#### Data shown:
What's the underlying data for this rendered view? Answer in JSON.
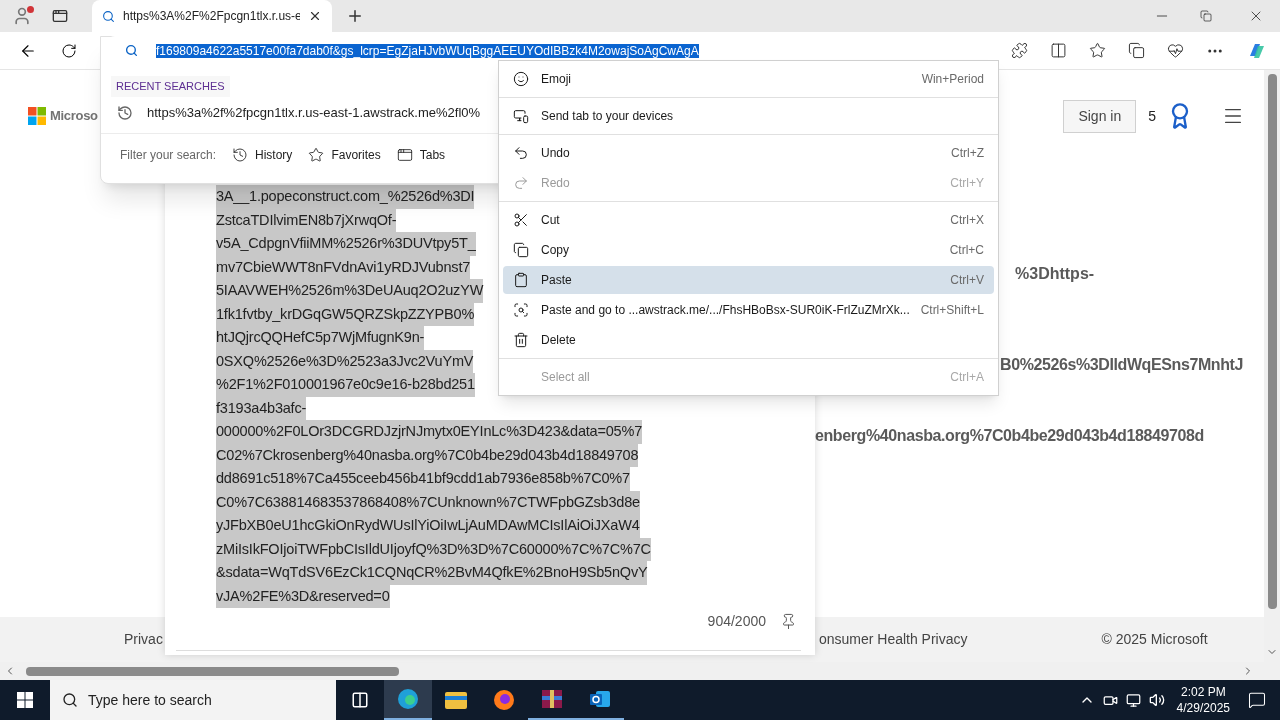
{
  "browser": {
    "tabs": [
      {
        "title": "https%3A%2F%2Fpcgn1tlx.r.us-e",
        "selected": true
      }
    ],
    "address": {
      "value": "f169809a4622a5517e00fa7dab0f&gs_lcrp=EgZjaHJvbWUqBggAEEUYOdIBBzk4M2owajSoAgCwAgA",
      "selected": true
    }
  },
  "suggestions": {
    "heading": "RECENT SEARCHES",
    "items": [
      "https%3a%2f%2fpcgn1tlx.r.us-east-1.awstrack.me%2fl0%"
    ],
    "filter_label": "Filter your search:",
    "filters": [
      "History",
      "Favorites",
      "Tabs"
    ]
  },
  "page": {
    "brand": "Microso",
    "sign_in": "Sign in",
    "points": "5",
    "background_lines": [
      "%3Dhttps-",
      "B0%2526s%3DIldWqESns7MnhtJ",
      "enberg%40nasba.org%7C0b4be29d043b4d18849708d"
    ],
    "footer": [
      "Privac",
      "onsumer Health Privacy",
      "© 2025 Microsoft"
    ]
  },
  "text_box": {
    "selected": true,
    "lines": [
      "3A__1.popeconstruct.com_%2526d%3DI",
      "ZstcaTDIlvimEN8b7jXrwqOf-",
      "v5A_CdpgnVfiiMM%2526r%3DUVtpy5T_",
      "mv7CbieWWT8nFVdnAvi1yRDJVubnst7",
      "5IAAVWEH%2526m%3DeUAuq2O2uzYW",
      "1fk1fvtby_krDGqGW5QRZSkpZZYPB0%",
      "htJQjrcQQHefC5p7WjMfugnK9n-",
      "0SXQ%2526e%3D%2523a3Jvc2VuYmV",
      "%2F1%2F010001967e0c9e16-b28bd251",
      "f3193a4b3afc-",
      "000000%2F0LOr3DCGRDJzjrNJmytx0EYInLc%3D423&data=05%7",
      "C02%7Ckrosenberg%40nasba.org%7C0b4be29d043b4d18849708",
      "dd8691c518%7Ca455ceeb456b41bf9cdd1ab7936e858b%7C0%7",
      "C0%7C638814683537868408%7CUnknown%7CTWFpbGZsb3d8e",
      "yJFbXB0eU1hcGkiOnRydWUsIlYiOiIwLjAuMDAwMCIsIlAiOiJXaW4",
      "zMiIsIkFOIjoiTWFpbCIsIldUIjoyfQ%3D%3D%7C60000%7C%7C%7C",
      "&sdata=WqTdSV6EzCk1CQNqCR%2BvM4QfkE%2BnoH9Sb5nQvY",
      "vJA%2FE%3D&reserved=0"
    ],
    "count": "904/2000"
  },
  "context_menu": [
    {
      "kind": "item",
      "label": "Emoji",
      "shortcut": "Win+Period",
      "disabled": false,
      "selected": false
    },
    {
      "kind": "separator"
    },
    {
      "kind": "item",
      "label": "Send tab to your devices",
      "disabled": false,
      "selected": false
    },
    {
      "kind": "separator"
    },
    {
      "kind": "item",
      "label": "Undo",
      "shortcut": "Ctrl+Z",
      "disabled": false,
      "selected": false
    },
    {
      "kind": "item",
      "label": "Redo",
      "shortcut": "Ctrl+Y",
      "disabled": true,
      "selected": false
    },
    {
      "kind": "separator"
    },
    {
      "kind": "item",
      "label": "Cut",
      "shortcut": "Ctrl+X",
      "disabled": false,
      "selected": false
    },
    {
      "kind": "item",
      "label": "Copy",
      "shortcut": "Ctrl+C",
      "disabled": false,
      "selected": false
    },
    {
      "kind": "item",
      "label": "Paste",
      "shortcut": "Ctrl+V",
      "disabled": false,
      "selected": true
    },
    {
      "kind": "item",
      "label": "Paste and go to ...awstrack.me/.../FhsHBoBsx-SUR0iK-FrlZuZMrXk...",
      "shortcut": "Ctrl+Shift+L",
      "disabled": false,
      "selected": false
    },
    {
      "kind": "item",
      "label": "Delete",
      "disabled": false,
      "selected": false
    },
    {
      "kind": "separator"
    },
    {
      "kind": "item",
      "label": "Select all",
      "shortcut": "Ctrl+A",
      "disabled": true,
      "selected": false
    }
  ],
  "taskbar": {
    "search_placeholder": "Type here to search",
    "time": "2:02 PM",
    "date": "4/29/2025"
  }
}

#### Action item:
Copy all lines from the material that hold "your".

#### Exercise solution:
    "filter_label": "Filter your search:",
      "label": "Send tab to your devices",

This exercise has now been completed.